With the recent news coming out about the failed doping tests of USA sprinter Tyson Gay and Jamaican sprinter Asafa Powell I am writing this blog on doping in sport to explain the risks that can be posed by supplements.
Gay, a 100m sprinter who is the joint fastest in the world was informed by the US Anti Doping Agency that one of his samples came back positive. It is still unclear which substance Gay has tested positive for.
Powell, also a 100m sprinter who clocked a time of 9.88 seconds earlier this year was told that his sample tested positive for a substance called oxilofrine which is a stimulant that boosts fat burning.
Unlike the pharmaceutical market, sports products are not regulated in the same way. This means that many of them may have been contaminated by a substance which is on the banned list even though everything on the ingredients appears to be safe. This could then mean a positive doping test.
With the list of substances ever expanding it is absolutely vital that athletes are aware what is on it before they take any supplement. There is a very good website online which allows you to check the product you are using against their database which has tested a large number of products to make sure they are 100% safe. If the product has been checked it will also bear the informed sport logo on the packaging.
For the majority of the population you will not require the use of supplements, I feel that the way they are portrayed in the media, the hype that surrounds them in gyms and the vast amounts of money the companies spend to get big name athletes to endorse them only adds to the public view that they are essential to sporting success. Where in actual fact, a well planned out and organised nutrition/hydration plan can vastly reduce the need to turn to expensive supplements where you run the risk of positive doping tests.
It is worrying the increasing number of top class athletes who have been found guilty of taking banned substances, whether this was a choice they made on purpose in order to gain that extra second or if it was accidentally from taking a supplement which was contaminated with a banned substance I think there needs to be a major crackdown on the way sports products are regulated and the consequences should someone be found guilty of cheating in professional sport.

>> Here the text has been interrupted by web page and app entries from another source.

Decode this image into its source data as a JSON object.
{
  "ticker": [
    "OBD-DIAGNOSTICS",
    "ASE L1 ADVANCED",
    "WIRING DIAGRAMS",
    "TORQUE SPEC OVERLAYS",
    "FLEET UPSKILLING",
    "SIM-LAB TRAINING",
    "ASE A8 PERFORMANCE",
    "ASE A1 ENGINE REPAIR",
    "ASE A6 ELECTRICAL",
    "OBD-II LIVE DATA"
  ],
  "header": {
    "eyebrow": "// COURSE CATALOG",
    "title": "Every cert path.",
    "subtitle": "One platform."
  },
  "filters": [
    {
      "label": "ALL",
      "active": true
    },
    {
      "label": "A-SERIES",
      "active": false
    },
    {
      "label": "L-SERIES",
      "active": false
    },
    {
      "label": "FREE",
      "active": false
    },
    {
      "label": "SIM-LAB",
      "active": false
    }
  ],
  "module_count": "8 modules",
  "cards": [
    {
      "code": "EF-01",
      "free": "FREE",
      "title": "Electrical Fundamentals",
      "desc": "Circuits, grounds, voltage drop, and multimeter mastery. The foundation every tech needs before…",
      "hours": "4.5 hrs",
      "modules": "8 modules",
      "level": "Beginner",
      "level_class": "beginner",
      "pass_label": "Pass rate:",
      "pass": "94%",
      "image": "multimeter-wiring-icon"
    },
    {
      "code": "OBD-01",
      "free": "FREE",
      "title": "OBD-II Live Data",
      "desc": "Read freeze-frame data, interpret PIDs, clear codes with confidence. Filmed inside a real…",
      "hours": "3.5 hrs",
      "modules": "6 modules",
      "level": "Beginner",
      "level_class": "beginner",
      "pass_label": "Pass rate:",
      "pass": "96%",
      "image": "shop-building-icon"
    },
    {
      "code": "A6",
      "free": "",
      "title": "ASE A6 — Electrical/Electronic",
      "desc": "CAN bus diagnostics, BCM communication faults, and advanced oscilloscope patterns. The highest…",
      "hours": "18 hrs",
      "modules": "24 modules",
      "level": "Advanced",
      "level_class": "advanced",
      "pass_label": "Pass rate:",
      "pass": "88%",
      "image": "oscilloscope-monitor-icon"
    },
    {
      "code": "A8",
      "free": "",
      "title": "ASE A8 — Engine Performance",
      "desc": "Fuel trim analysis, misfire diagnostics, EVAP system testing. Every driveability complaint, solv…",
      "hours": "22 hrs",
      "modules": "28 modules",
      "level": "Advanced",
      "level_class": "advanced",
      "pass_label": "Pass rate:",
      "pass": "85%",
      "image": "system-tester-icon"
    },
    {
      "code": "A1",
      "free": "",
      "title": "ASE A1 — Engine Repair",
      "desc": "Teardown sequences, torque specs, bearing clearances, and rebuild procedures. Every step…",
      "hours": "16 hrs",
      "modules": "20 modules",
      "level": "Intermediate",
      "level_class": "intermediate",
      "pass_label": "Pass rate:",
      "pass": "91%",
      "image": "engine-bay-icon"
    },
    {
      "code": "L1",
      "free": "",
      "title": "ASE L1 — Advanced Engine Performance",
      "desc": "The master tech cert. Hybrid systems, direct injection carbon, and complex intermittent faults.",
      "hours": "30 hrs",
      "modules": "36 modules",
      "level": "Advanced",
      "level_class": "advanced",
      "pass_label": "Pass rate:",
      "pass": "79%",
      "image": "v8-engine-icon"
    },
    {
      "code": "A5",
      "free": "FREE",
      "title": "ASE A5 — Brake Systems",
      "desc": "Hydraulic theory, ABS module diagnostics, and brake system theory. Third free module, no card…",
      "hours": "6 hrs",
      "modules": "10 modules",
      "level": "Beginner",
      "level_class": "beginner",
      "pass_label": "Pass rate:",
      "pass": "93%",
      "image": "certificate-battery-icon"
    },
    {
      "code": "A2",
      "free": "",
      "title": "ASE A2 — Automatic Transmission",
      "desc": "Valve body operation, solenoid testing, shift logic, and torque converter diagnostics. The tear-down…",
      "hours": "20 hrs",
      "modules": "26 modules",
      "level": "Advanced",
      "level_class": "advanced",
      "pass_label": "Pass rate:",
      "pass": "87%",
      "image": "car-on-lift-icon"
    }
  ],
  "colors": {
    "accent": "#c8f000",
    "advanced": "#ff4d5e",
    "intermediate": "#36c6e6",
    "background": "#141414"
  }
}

If you are interested in anything that has been mentioned in this post or would like help to create a diet away from supplements contact Craig for more details